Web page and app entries

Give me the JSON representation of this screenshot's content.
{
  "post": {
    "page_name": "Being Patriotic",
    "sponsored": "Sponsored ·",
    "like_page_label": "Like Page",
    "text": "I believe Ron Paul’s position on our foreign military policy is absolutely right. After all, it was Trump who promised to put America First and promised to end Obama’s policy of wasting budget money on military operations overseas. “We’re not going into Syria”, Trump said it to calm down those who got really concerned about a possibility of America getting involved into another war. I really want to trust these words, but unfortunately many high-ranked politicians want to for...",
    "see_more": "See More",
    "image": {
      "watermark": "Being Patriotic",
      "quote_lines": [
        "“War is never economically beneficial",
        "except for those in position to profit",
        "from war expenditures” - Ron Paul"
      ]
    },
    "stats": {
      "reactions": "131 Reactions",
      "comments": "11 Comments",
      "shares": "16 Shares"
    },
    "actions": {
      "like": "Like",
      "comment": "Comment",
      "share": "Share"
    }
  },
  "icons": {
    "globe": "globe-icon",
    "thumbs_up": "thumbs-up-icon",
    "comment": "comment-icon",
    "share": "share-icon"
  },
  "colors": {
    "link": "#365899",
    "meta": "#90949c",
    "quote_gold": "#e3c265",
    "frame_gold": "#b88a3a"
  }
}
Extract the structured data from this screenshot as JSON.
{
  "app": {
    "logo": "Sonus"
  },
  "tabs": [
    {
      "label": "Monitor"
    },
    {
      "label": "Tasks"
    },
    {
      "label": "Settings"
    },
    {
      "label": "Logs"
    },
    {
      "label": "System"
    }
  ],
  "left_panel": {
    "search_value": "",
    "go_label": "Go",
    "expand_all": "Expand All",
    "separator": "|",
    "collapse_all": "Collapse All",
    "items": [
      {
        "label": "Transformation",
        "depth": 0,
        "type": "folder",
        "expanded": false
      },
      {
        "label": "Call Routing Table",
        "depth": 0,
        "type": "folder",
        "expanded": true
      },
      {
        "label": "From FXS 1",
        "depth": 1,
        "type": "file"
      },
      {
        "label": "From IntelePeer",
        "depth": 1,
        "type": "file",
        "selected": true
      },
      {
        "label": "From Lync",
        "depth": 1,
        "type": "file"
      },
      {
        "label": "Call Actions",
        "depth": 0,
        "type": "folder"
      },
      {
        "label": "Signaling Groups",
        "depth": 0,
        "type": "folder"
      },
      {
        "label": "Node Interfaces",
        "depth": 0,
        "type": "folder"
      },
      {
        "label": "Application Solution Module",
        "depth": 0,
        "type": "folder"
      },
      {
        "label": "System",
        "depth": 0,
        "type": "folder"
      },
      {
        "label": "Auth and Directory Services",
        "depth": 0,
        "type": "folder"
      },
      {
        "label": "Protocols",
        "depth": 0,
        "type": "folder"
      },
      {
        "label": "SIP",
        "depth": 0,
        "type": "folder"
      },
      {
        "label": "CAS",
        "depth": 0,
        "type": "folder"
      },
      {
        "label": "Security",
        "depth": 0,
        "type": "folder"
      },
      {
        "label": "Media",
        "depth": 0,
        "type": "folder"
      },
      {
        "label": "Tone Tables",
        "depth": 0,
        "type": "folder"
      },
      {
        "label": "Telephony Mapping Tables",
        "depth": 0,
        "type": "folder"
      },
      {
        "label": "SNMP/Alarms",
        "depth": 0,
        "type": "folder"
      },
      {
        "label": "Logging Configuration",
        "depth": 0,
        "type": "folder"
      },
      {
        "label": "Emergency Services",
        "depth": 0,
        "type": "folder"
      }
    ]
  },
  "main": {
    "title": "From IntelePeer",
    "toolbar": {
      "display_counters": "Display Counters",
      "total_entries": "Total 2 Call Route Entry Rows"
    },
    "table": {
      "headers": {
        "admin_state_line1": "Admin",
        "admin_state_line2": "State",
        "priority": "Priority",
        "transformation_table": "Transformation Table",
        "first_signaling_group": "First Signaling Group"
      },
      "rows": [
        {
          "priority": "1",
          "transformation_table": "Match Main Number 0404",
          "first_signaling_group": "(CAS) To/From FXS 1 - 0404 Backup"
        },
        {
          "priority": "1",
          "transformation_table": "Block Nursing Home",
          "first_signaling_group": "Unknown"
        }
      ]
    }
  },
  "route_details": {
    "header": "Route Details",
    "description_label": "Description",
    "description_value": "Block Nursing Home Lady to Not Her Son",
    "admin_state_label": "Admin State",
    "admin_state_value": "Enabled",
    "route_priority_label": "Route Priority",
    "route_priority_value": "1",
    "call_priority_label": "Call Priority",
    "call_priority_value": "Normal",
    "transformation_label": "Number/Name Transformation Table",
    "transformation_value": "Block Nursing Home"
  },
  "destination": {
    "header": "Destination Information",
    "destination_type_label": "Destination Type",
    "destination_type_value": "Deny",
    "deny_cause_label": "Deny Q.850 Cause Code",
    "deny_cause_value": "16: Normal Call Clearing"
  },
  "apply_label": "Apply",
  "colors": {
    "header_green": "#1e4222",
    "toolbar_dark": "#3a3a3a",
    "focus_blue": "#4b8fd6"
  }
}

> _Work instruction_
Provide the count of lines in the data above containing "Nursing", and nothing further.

> _Task answer_
3